Tourism Commissioner Chelsea Ruby said West Virginia’s film tax credit can’t compete with the hundreds of millions of dollars other states are pouring into similar incentives, and that it’s been a race to see which state can offer more.
She spoke in support of a measure, SB 263, that will abolish the tax credit and eliminate the West Virginia Film Office. Members of the Senate Finance Committee approved the bill Tuesday afternoon by a voice vote, with no nays heard.
“What we’ve seen in the last decade of these programs is a classic race to the bottom,” Ruby said. “There are certain productions that require specific locations, but a majority of productions can be done anywhere, and those productions always chance the largest credit.
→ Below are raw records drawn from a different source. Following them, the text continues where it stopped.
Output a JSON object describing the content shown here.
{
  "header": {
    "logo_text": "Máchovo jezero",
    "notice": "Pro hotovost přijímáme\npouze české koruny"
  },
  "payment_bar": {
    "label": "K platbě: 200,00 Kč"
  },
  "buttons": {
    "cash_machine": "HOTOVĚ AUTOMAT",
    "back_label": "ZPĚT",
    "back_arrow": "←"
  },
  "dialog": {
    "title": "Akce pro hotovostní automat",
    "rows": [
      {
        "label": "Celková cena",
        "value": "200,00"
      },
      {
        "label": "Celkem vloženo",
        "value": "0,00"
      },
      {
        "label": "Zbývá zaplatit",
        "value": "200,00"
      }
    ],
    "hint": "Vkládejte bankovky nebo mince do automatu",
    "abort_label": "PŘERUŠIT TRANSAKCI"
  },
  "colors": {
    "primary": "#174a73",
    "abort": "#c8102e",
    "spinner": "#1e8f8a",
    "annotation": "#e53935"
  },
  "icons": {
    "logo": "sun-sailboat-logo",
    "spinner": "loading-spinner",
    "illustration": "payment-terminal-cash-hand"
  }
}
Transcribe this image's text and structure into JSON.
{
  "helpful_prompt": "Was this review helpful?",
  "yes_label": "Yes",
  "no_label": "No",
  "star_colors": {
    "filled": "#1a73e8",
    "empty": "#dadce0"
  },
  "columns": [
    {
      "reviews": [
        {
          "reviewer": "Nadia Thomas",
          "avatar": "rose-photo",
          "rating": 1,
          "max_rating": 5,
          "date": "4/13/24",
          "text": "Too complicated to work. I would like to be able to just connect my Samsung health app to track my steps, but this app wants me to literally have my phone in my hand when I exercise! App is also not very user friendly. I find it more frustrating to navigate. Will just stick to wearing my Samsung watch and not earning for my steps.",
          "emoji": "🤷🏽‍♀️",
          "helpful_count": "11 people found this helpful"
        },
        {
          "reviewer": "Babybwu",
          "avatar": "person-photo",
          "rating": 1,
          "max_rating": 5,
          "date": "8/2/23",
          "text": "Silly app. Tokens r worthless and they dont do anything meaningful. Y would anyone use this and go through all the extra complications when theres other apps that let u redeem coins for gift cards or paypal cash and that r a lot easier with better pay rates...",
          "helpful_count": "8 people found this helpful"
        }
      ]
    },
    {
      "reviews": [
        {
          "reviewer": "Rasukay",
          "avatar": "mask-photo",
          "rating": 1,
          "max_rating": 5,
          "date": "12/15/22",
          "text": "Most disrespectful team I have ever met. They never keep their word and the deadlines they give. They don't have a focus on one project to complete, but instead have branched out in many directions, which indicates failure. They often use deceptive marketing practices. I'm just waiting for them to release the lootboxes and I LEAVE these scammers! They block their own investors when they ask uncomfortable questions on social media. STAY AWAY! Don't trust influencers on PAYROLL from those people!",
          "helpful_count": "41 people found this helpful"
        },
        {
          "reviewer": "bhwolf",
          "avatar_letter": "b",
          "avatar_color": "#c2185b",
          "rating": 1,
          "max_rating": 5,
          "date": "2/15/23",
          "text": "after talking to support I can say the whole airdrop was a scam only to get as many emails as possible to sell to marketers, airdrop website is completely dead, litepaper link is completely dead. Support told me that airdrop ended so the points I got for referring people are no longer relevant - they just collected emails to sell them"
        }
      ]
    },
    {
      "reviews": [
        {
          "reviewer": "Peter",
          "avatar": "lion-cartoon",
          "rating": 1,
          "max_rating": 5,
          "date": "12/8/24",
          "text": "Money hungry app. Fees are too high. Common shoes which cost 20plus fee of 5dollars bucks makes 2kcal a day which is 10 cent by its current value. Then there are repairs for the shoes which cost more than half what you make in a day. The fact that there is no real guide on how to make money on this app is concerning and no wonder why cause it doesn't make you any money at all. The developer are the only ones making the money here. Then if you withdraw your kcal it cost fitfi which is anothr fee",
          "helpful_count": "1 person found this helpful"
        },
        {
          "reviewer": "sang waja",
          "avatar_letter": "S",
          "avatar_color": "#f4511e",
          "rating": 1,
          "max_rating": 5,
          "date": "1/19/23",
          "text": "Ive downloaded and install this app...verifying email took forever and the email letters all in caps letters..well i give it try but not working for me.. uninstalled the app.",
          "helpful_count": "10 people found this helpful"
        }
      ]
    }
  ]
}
The film office of Georgia, currently one of the most popular destinations to film now, has issued more than $500 million in credits over the past year, Ruby said. Compare that to West Virginia’s $5 million cap, and there’s stiff competition for films. Because of the increased competition, Ruby said, eight states have recently eliminated their film tax credits.
See more at WVnews.